Illustration for article titled Strong character moments can’t save a weakly plotted episode of Jessica Jones
Screenshot: Netflix

Jessica Jones just hasn’t sold me on the idea that Sallinger is truly an intellectual mastermind. His wins feel coincidental or accidental rather than shocking and clever. In fact, according to this episode he actively miscalculated the fact that Trish would be the one to come after him, not Jessica. That Trish wasn’t wearing her mask when she attacked and that Jessica showed up just in time to stop her from killing him are two things he very much lucked into, not intentional parts of his plan. And just what was his original plan anyway? Was he going to let Jessica straight-up murder him and then use his photo shoot for some beyond-the-grave revenge? That hardly makes him seem like a criminal mastermind who can’t be stopped.

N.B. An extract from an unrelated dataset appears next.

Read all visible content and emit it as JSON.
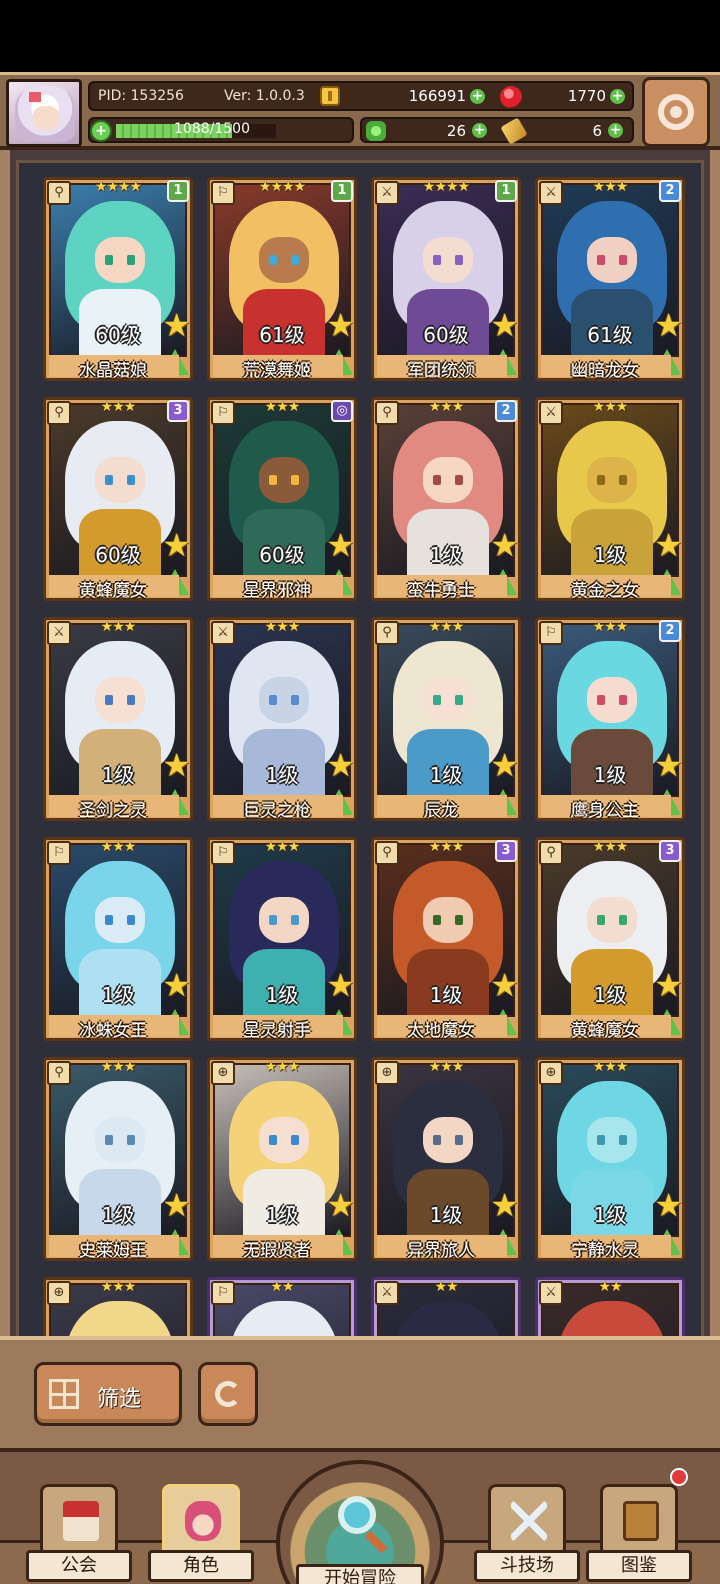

Speaking of murder…

There comes a point in pretty much every season of these Marvel Netlix shows where I wish our non-murdery heroes would just call up Frank Castle for an assassination assist because the ethical rigmarole this season has to go through to justify keeping Sallinger alive is just preposterous. If Jessica is absolutely adamant about not letting Trish go to jail in order to catch Sallinger legally, then clearly the more ethical of their remaining options is to kill Sallinger rather than let him go free to murder countless more people over countless more years. Yet for some reason, the discussion around letting Sallinger go is framed solely around the injustice of him not paying for his past crimes, not the threat of the future damage he could inflict on society.


Also speaking of murder…

I knew an episode this wheel-spinning had to end with a big cliffhanger to kick the season back into gear, and I was wracking my brain trying to figure out what it might be. Would Dorothy somehow still be alive? Would Trish find a massive clue in her mom’s apartment? No, instead the cliffhanger is that Erik murdered the random evil cop who was introduced in this episode, and Jessica is maybe going to get blamed for it. Which… okay? It feels like more of a shrug than a big reveal, but I guess anything that gets us away from Sallinger and onto something new is a good thing.


Stray observations

  • Kith’s son Laurent is a pretty thinly written character, but you can feel actor Michael Hsu Rosen doing everything he can to inject some quirk and personality into his portrayal, and I appreciate that.
  • Erik’s entire M.O. was that he blackmailed people without actually knowing their crimes, yet in this episode he has a whole detailed file on all of Officer Carl Nussbaumer’s wrongdoing.
  • Hogarth continues to swing from being incredibly interesting in her moments of nuanced character drama to incredibly uninteresting in her moments of one-note villainy. In other words, she’s better as an antihero than someone who’s anti-hero. In this episode, she reunites with Kith (at least on a professional levels), and discovers Trish’s secret identity on the undoctored footage Malcolm hands over as he resigns.
  • I’m assuming the fact that Trish hired Hogarth as her lawyer will cause some conflict of interest. Hogarth can’t take down her own client, right?
  • While cleaning Sallinger’s blood from underneath Trish’s fingernails, Jessica saves a bit of it on a tissue. Expect Chekov’s bloody Kleenex to pay off later down the line.

Contributor, The A.V. Club. Caroline Siede is a pop culture critic in Chicago, where the cold never bothers her anyway. Her interests include superhero movies, feminist theory, and Jane Austen novels.